▸ WHAT IS NEEDED:
The data below is to be set down again exactly as written.

*** Block opens ***

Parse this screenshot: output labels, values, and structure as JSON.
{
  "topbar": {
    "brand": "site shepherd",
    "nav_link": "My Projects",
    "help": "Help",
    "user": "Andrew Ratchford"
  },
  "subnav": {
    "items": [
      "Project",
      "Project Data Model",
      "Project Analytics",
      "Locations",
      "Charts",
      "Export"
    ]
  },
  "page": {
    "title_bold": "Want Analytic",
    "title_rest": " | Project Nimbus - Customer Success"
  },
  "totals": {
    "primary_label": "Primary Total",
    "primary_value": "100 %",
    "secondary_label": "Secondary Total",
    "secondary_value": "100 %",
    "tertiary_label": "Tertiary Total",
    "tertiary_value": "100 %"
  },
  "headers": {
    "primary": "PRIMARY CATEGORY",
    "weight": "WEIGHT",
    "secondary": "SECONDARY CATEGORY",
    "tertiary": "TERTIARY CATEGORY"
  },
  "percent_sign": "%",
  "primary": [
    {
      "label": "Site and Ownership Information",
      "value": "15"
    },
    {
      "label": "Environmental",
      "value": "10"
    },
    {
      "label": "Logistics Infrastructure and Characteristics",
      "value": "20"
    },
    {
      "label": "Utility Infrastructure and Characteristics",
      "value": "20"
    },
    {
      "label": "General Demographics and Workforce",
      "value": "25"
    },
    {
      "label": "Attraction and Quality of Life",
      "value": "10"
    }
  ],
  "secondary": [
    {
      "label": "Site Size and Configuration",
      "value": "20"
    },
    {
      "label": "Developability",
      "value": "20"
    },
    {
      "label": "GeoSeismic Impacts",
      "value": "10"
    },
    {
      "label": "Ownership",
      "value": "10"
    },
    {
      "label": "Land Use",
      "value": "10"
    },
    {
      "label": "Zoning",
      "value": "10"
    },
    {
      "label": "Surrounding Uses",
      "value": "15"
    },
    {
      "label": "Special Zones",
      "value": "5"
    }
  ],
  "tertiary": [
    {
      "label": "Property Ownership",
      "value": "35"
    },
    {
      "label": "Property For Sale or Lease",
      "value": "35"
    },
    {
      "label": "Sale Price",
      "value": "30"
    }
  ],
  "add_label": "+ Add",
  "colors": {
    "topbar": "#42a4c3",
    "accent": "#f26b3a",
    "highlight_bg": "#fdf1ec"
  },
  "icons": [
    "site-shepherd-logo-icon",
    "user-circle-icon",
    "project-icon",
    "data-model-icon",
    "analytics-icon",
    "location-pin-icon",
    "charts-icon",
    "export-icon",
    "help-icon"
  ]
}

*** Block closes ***

▸ ANSWER SPACE:
Parse this screenshot: output labels, values, and structure as JSON.
{
  "topbar": {
    "brand": "site shepherd",
    "nav_link": "My Projects",
    "help": "Help",
    "user": "Andrew Ratchford"
  },
  "subnav": {
    "items": [
      "Project",
      "Project Data Model",
      "Project Analytics",
      "Locations",
      "Charts",
      "Export"
    ]
  },
  "page": {
    "title_bold": "Want Analytic",
    "title_rest": " | Project Nimbus - Customer Success"
  },
  "totals": {
    "primary_label": "Primary Total",
    "primary_value": "100 %",
    "secondary_label": "Secondary Total",
    "secondary_value": "100 %",
    "tertiary_label": "Tertiary Total",
    "tertiary_value": "100 %"
  },
  "headers": {
    "primary": "PRIMARY CATEGORY",
    "weight": "WEIGHT",
    "secondary": "SECONDARY CATEGORY",
    "tertiary": "TERTIARY CATEGORY"
  },
  "percent_sign": "%",
  "primary": [
    {
      "label": "Site and Ownership Information",
      "value": "15"
    },
    {
      "label": "Environmental",
      "value": "10"
    },
    {
      "label": "Logistics Infrastructure and Characteristics",
      "value": "20"
    },
    {
      "label": "Utility Infrastructure and Characteristics",
      "value": "20"
    },
    {
      "label": "General Demographics and Workforce",
      "value": "25"
    },
    {
      "label": "Attraction and Quality of Life",
      "value": "10"
    }
  ],
  "secondary": [
    {
      "label": "Site Size and Configuration",
      "value": "20"
    },
    {
      "label": "Developability",
      "value": "20"
    },
    {
      "label": "GeoSeismic Impacts",
      "value": "10"
    },
    {
      "label": "Ownership",
      "value": "10"
    },
    {
      "label": "Land Use",
      "value": "10"
    },
    {
      "label": "Zoning",
      "value": "10"
    },
    {
      "label": "Surrounding Uses",
      "value": "15"
    },
    {
      "label": "Special Zones",
      "value": "5"
    }
  ],
  "tertiary": [
    {
      "label": "Property Ownership",
      "value": "35"
    },
    {
      "label": "Property For Sale or Lease",
      "value": "35"
    },
    {
      "label": "Sale Price",
      "value": "30"
    }
  ],
  "add_label": "+ Add",
  "colors": {
    "topbar": "#42a4c3",
    "accent": "#f26b3a",
    "highlight_bg": "#fdf1ec"
  },
  "icons": [
    "site-shepherd-logo-icon",
    "user-circle-icon",
    "project-icon",
    "data-model-icon",
    "analytics-icon",
    "location-pin-icon",
    "charts-icon",
    "export-icon",
    "help-icon"
  ]
}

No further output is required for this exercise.